Wildfires in Idaho play havoc with landscape photographer in Montana looking for a clear sunset. Instead, use a long lens to compress the distant hills to a flatter perspective and use the smoky atmosphere to add back some depth. The sandbar of geese and pelicans in the foreground is just a design element to both break up the space taken by the lake and to accentuate the lines in the lower part of the image. The trees serve as a transition point from lines below to curves above. There really is no subject here; the whole image offers a study of space, shapes and tones.
Expectation as a mindset can stymie an outdoor photographer. Flexibility within an expectation can open new vistas. Rather than packing up and driving back to town, stand around, look around, think about what you’re seeing. How does what you see affect you once you’ve let the frustration of not getting the weather you want pass over you?

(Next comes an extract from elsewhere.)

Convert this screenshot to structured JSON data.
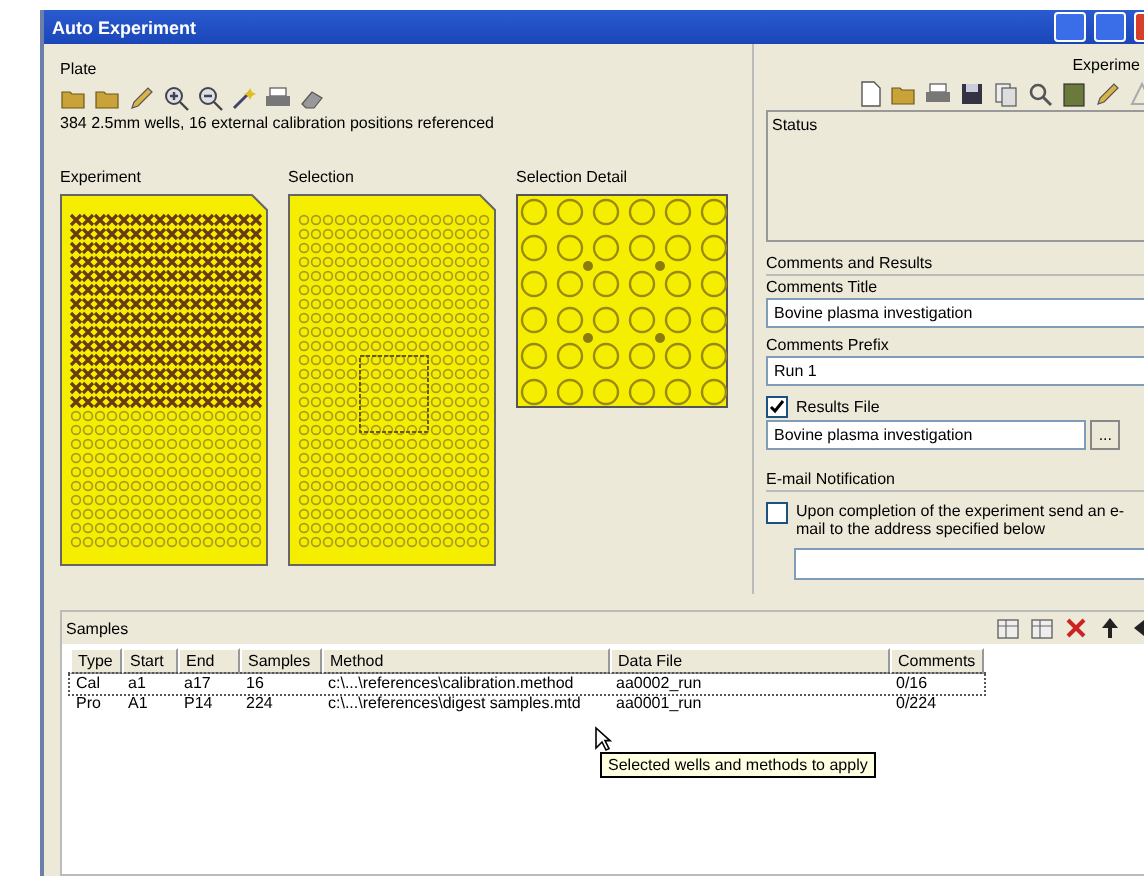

I’ve seen this type image in many photo books and technical guides but there’s something about seeing it in your viewfinder that has an impact. No photoshop tricks, no multiple images put together – depth really does show up this way as the most distant hills are the lightest and the nearest become darkest. Our brain recognizes this perspective as meaning near to far, dimensionality in an otherwise flat world. So we use it to portray on a plane what we see in 3D and everyone gets it.